    • On "Lovecano," Ursula falls into a Cake Trap. While eating cake, Ape shoots her in the butt with tranquilizer darts.
  • Shout-Out: In "My Georging Jacket", George deflates after accidentally licking a psychedelic frog, referencing an Above the Influence anti-marijuana PSA.
  • Telephone Teleport: In one episode, Ursula shoves a bunch of lemmings into a fax machine so they'll attack Magnolia's boss on the other end.
  • Too Dumb to Fool: In "Renaissance Ape," Ape and Dr. Chicago start hanging out in secret. When George and Cuspid ask them where they've been, Ape and Dr. Chicago both give the same excuse; "I was counting trees. You know, one-two-tree." Neither George nor Cuspid buy it.
    George: Wait... Trees can't count...
    Cuspid: Hey... There's more than one-two-tree trees in the jungle... What's going on?
  • Took a Level in Jerkass: Ursula, who was called Magnolia in the previous series. She's much more of a feral woman here than in the first season, and thus a lot more violent.
  • TV Never Lies: In "Rip van George", Magnolia's future descendant's brain is hooked up to the internet and every time she tries to look up facts on Jungle Wiki, she gets an article that's been vandalized to somehow include pudding. She blindly believes every word.
  • Unfinished, Untested, Used Anyway: In "Rip van George", George's time leap is caused by a "hypervine" he uses to save an animal despite Ape's warnings that it's still an untested invention.
  • We Want Our Jerk Back!: Averted in "The Ursula Solution". Tiger takes away Ursula's ferality and no one wants to help her get it back.
  • What the Hell, Hero?: Ape gets this in "Clockwork George" after he brainwashes George. Even Ursula calls him out on this.
  • Whole-Plot Reference: "Slothpocalypto" to They Live!.
  • Women Are Wiser: Subverted with Magnolia. She's smarter than George, but Ape is smarter than her.
  • Would Hit a Girl: In "Nature's Call," George tells Ape that Ursula has always interfered in George's rescue.
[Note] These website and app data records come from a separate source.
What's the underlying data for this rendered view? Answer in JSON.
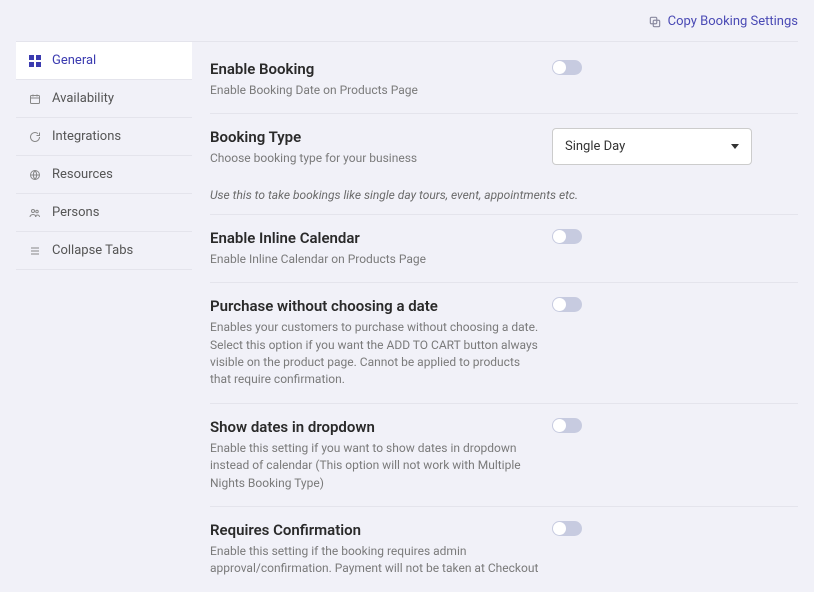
{
  "topbar": {
    "copy_label": "Copy Booking Settings"
  },
  "sidebar": {
    "items": [
      {
        "label": "General",
        "icon": "grid-icon"
      },
      {
        "label": "Availability",
        "icon": "calendar-icon"
      },
      {
        "label": "Integrations",
        "icon": "sync-icon"
      },
      {
        "label": "Resources",
        "icon": "globe-icon"
      },
      {
        "label": "Persons",
        "icon": "persons-icon"
      },
      {
        "label": "Collapse Tabs",
        "icon": "list-icon"
      }
    ]
  },
  "settings": {
    "enable_booking": {
      "title": "Enable Booking",
      "desc": "Enable Booking Date on Products Page"
    },
    "booking_type": {
      "title": "Booking Type",
      "desc": "Choose booking type for your business",
      "selected": "Single Day",
      "hint": "Use this to take bookings like single day tours, event, appointments etc."
    },
    "inline_calendar": {
      "title": "Enable Inline Calendar",
      "desc": "Enable Inline Calendar on Products Page"
    },
    "purchase_without_date": {
      "title": "Purchase without choosing a date",
      "desc": "Enables your customers to purchase without choosing a date. Select this option if you want the ADD TO CART button always visible on the product page. Cannot be applied to products that require confirmation."
    },
    "dates_dropdown": {
      "title": "Show dates in dropdown",
      "desc": "Enable this setting if you want to show dates in dropdown instead of calendar (This option will not work with Multiple Nights Booking Type)"
    },
    "requires_confirmation": {
      "title": "Requires Confirmation",
      "desc": "Enable this setting if the booking requires admin approval/confirmation. Payment will not be taken at Checkout"
    }
  }
}
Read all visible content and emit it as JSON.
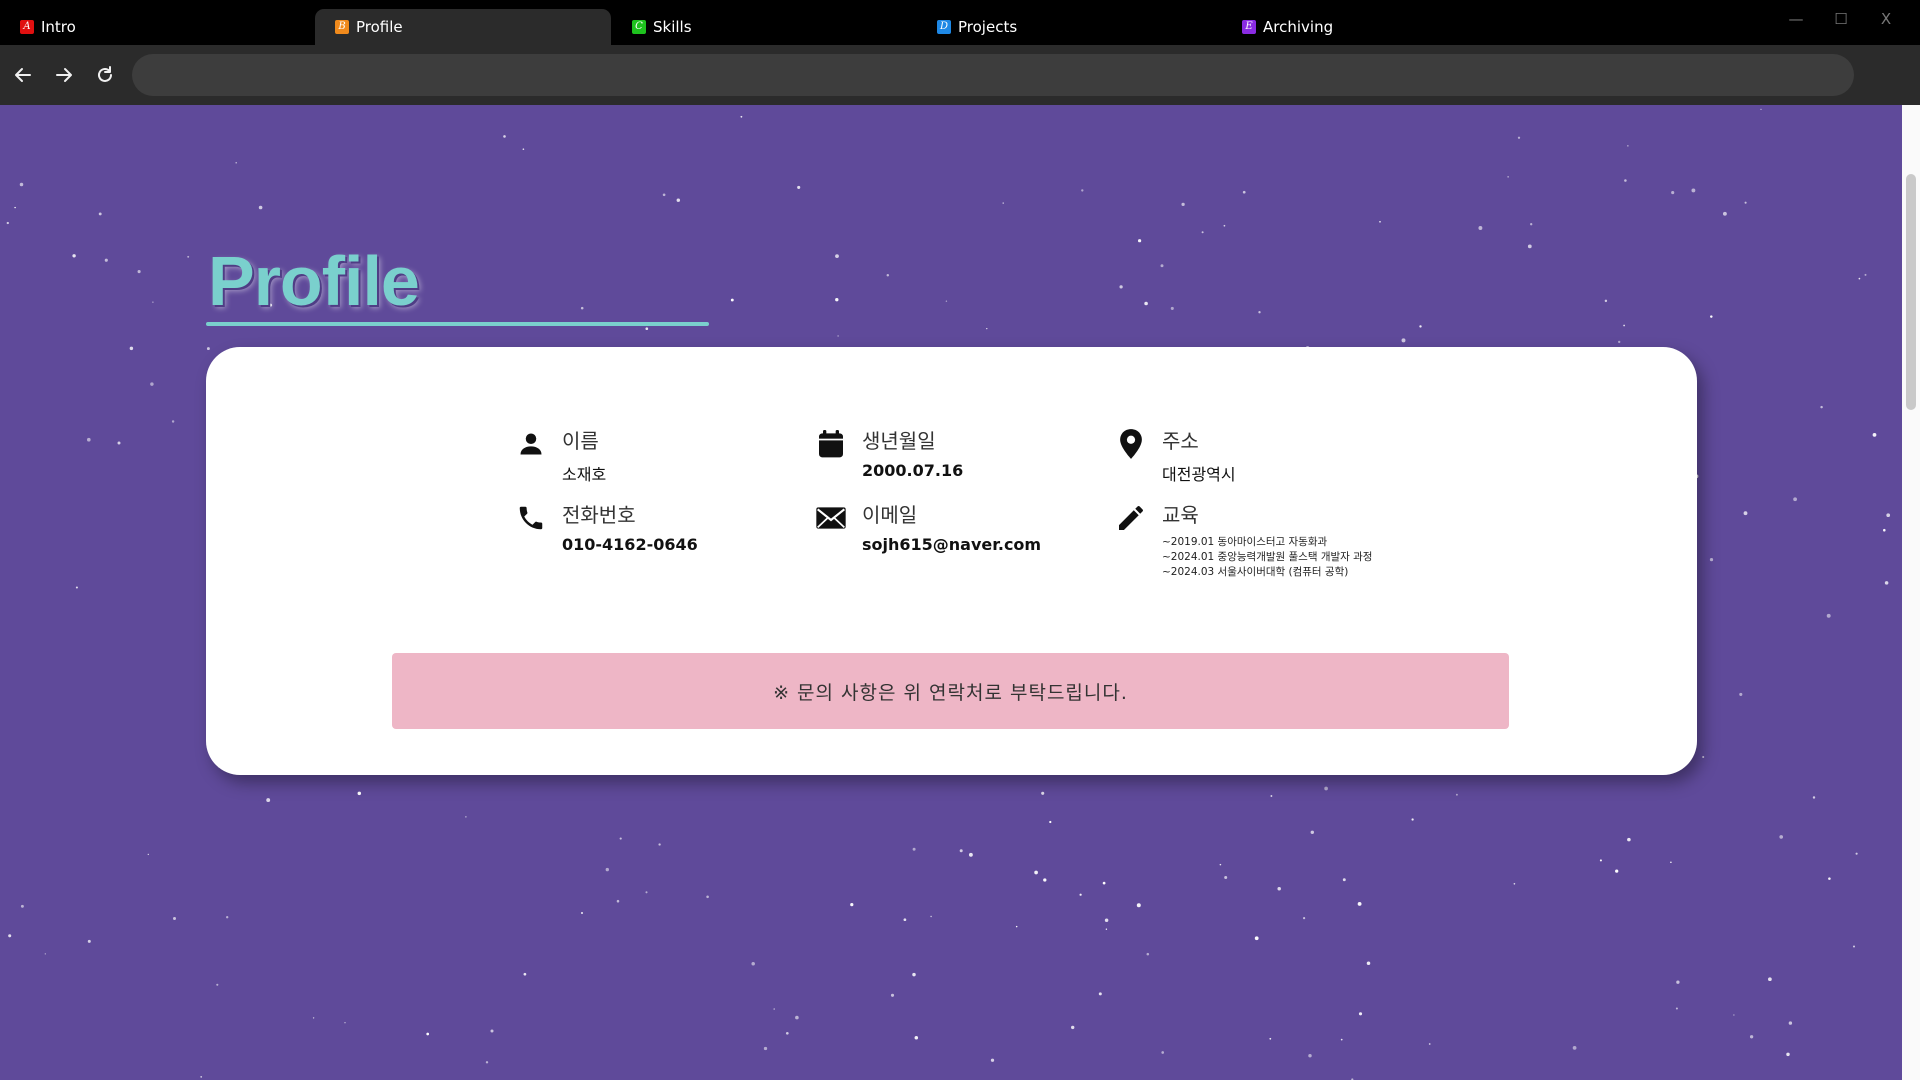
{
  "browser": {
    "tabs": [
      {
        "label": "Intro",
        "favicon_letter": "A",
        "favicon_color": "#e01010",
        "active": false
      },
      {
        "label": "Profile",
        "favicon_letter": "B",
        "favicon_color": "#f08a1c",
        "active": true
      },
      {
        "label": "Skills",
        "favicon_letter": "C",
        "favicon_color": "#1ec21e",
        "active": false
      },
      {
        "label": "Projects",
        "favicon_letter": "D",
        "favicon_color": "#1e88e5",
        "active": false
      },
      {
        "label": "Archiving",
        "favicon_letter": "E",
        "favicon_color": "#8a2be2",
        "active": false
      }
    ],
    "window_controls": {
      "minimize": "—",
      "maximize": "☐",
      "close": "X"
    },
    "address_value": ""
  },
  "page": {
    "title": "Profile",
    "colors": {
      "background": "#5f4a9a",
      "accent": "#7ad0cd",
      "notice_bg": "#eeb6c6"
    },
    "info": {
      "name": {
        "label": "이름",
        "value": "소재호",
        "icon": "person-icon"
      },
      "birth": {
        "label": "생년월일",
        "value": "2000.07.16",
        "icon": "calendar-icon"
      },
      "address": {
        "label": "주소",
        "value": "대전광역시",
        "icon": "map-pin-icon"
      },
      "phone": {
        "label": "전화번호",
        "value": "010-4162-0646",
        "icon": "phone-icon"
      },
      "email": {
        "label": "이메일",
        "value": "sojh615@naver.com",
        "icon": "mail-icon"
      },
      "education": {
        "label": "교육",
        "icon": "pencil-icon",
        "items": [
          "~2019.01 동아마이스터고 자동화과",
          "~2024.01 중앙능력개발원 풀스택 개발자 과정",
          "~2024.03 서울사이버대학 (컴퓨터 공학)"
        ]
      }
    },
    "notice": "※ 문의 사항은 위 연락처로 부탁드립니다."
  }
}
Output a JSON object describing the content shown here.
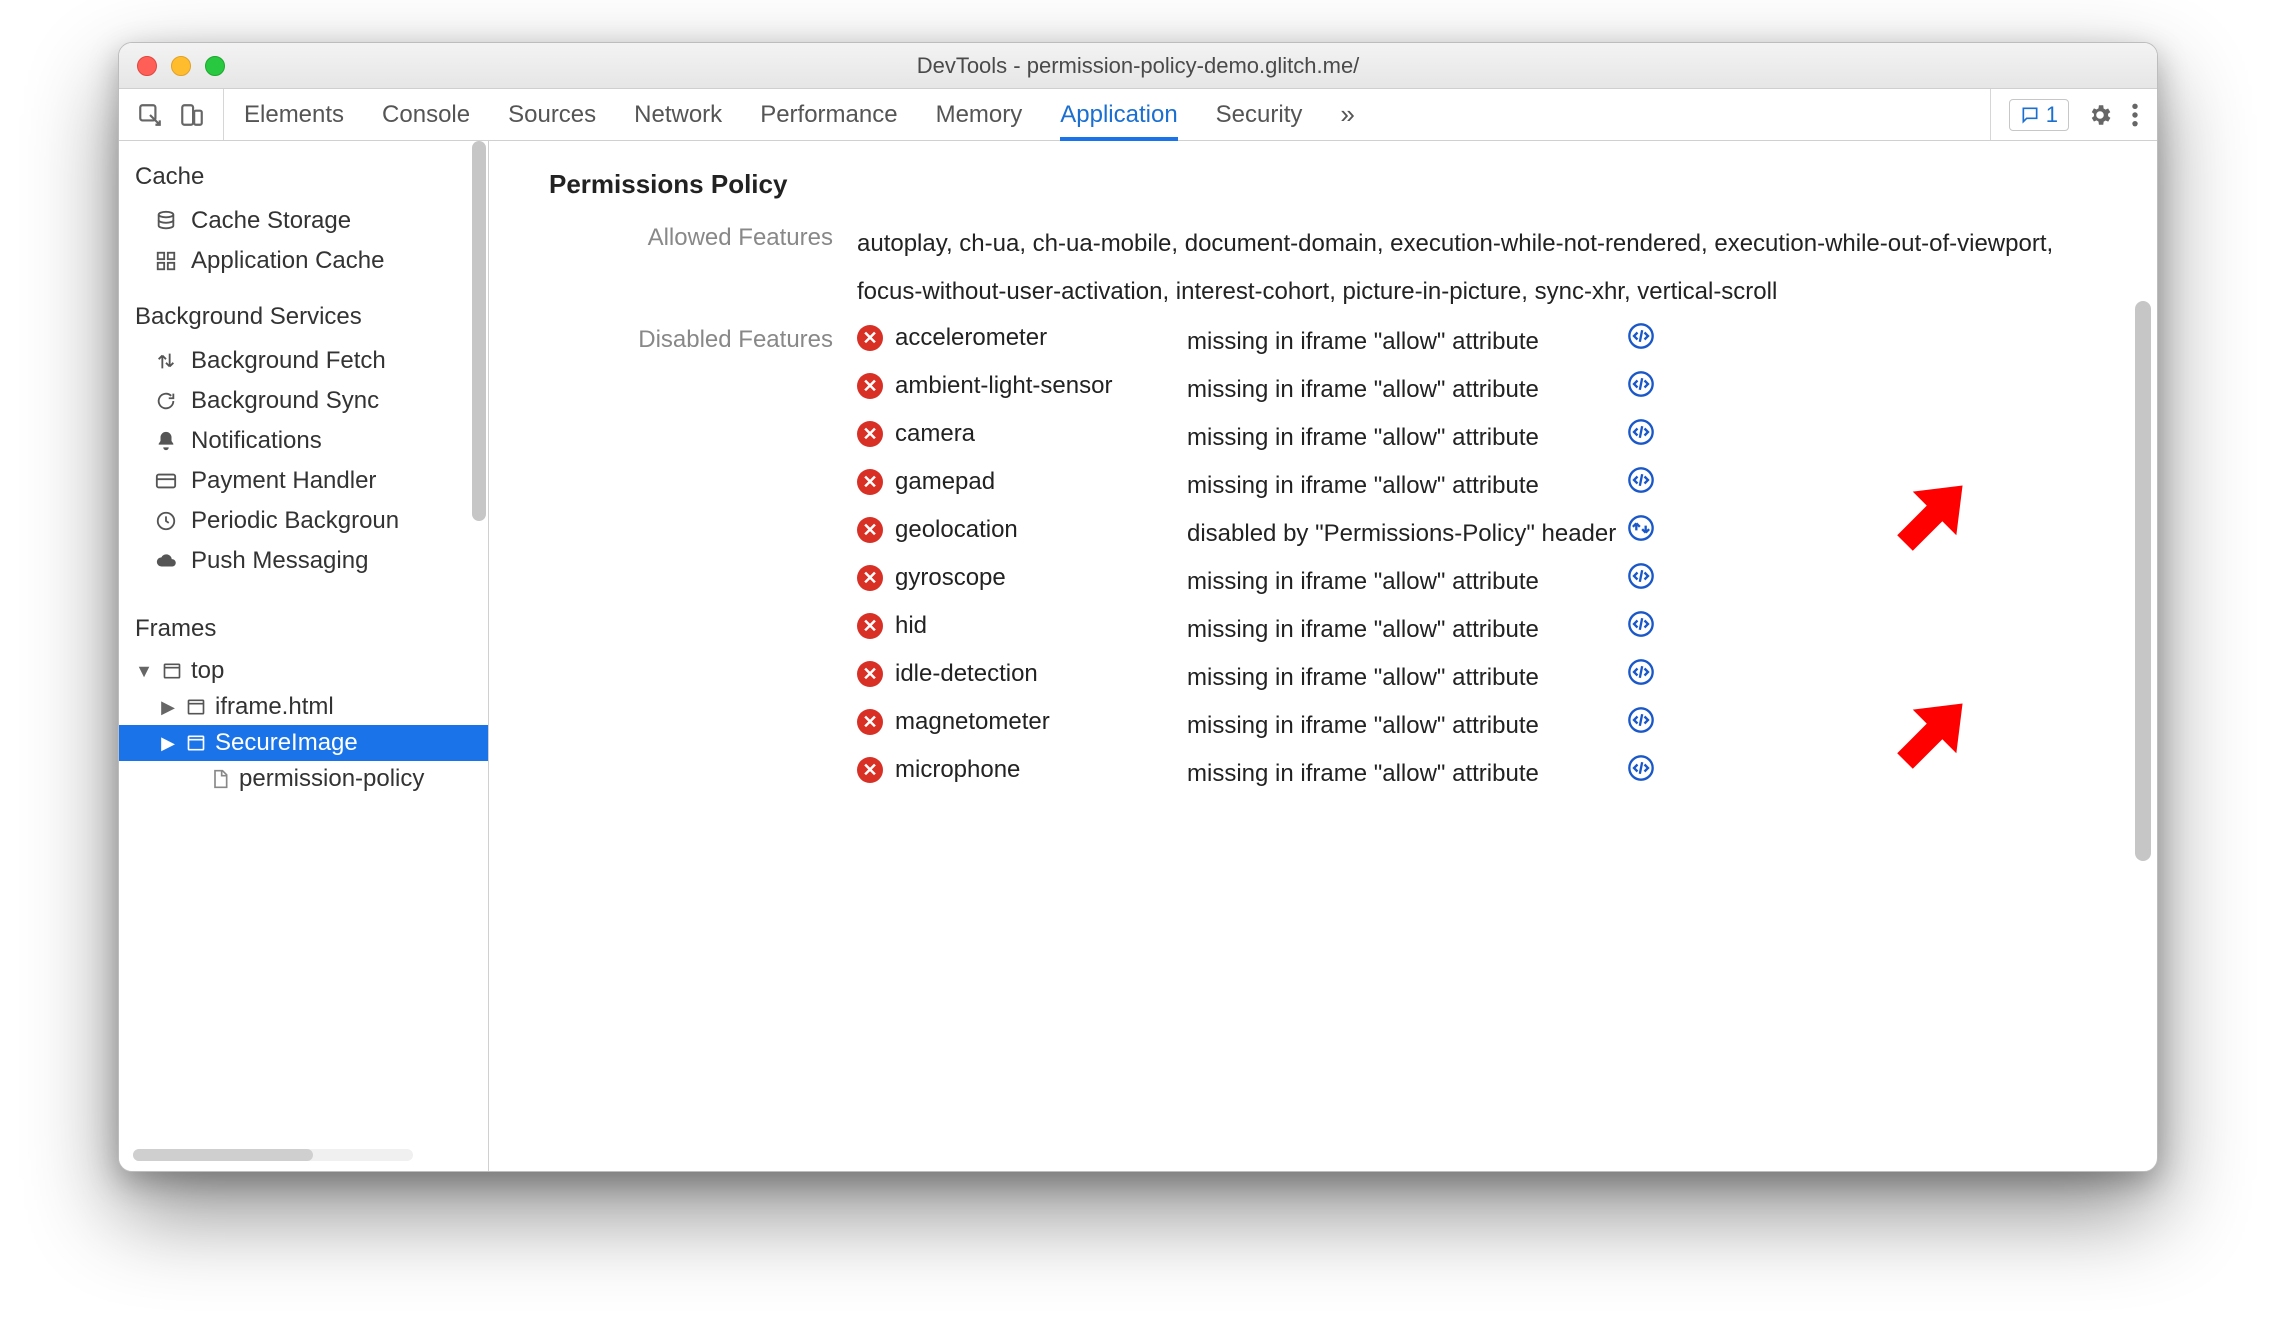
{
  "window": {
    "title": "DevTools - permission-policy-demo.glitch.me/"
  },
  "tabs": {
    "elements": "Elements",
    "console": "Console",
    "sources": "Sources",
    "network": "Network",
    "performance": "Performance",
    "memory": "Memory",
    "application": "Application",
    "security": "Security"
  },
  "issues_badge": {
    "count": "1"
  },
  "sidebar": {
    "cache": {
      "title": "Cache",
      "items": [
        {
          "label": "Cache Storage"
        },
        {
          "label": "Application Cache"
        }
      ]
    },
    "bgservices": {
      "title": "Background Services",
      "items": [
        {
          "label": "Background Fetch"
        },
        {
          "label": "Background Sync"
        },
        {
          "label": "Notifications"
        },
        {
          "label": "Payment Handler"
        },
        {
          "label": "Periodic Backgroun"
        },
        {
          "label": "Push Messaging"
        }
      ]
    },
    "frames": {
      "title": "Frames",
      "top": "top",
      "iframe": "iframe.html",
      "secure": "SecureImage",
      "policy": "permission-policy"
    }
  },
  "panel": {
    "title": "Permissions Policy",
    "allowed_label": "Allowed Features",
    "disabled_label": "Disabled Features",
    "allowed_text": "autoplay, ch-ua, ch-ua-mobile, document-domain, execution-while-not-rendered, execution-while-out-of-viewport, focus-without-user-activation, interest-cohort, picture-in-picture, sync-xhr, vertical-scroll",
    "reason_iframe": "missing in iframe \"allow\" attribute",
    "reason_header": "disabled by \"Permissions-Policy\" header",
    "disabled": [
      {
        "name": "accelerometer",
        "reason_key": "reason_iframe",
        "action": "code"
      },
      {
        "name": "ambient-light-sensor",
        "reason_key": "reason_iframe",
        "action": "code"
      },
      {
        "name": "camera",
        "reason_key": "reason_iframe",
        "action": "code"
      },
      {
        "name": "gamepad",
        "reason_key": "reason_iframe",
        "action": "code"
      },
      {
        "name": "geolocation",
        "reason_key": "reason_header",
        "action": "net"
      },
      {
        "name": "gyroscope",
        "reason_key": "reason_iframe",
        "action": "code"
      },
      {
        "name": "hid",
        "reason_key": "reason_iframe",
        "action": "code"
      },
      {
        "name": "idle-detection",
        "reason_key": "reason_iframe",
        "action": "code"
      },
      {
        "name": "magnetometer",
        "reason_key": "reason_iframe",
        "action": "code"
      },
      {
        "name": "microphone",
        "reason_key": "reason_iframe",
        "action": "code"
      }
    ]
  }
}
When George said she always slaps George, he actually slapped Ursula before she punched him in retaliation.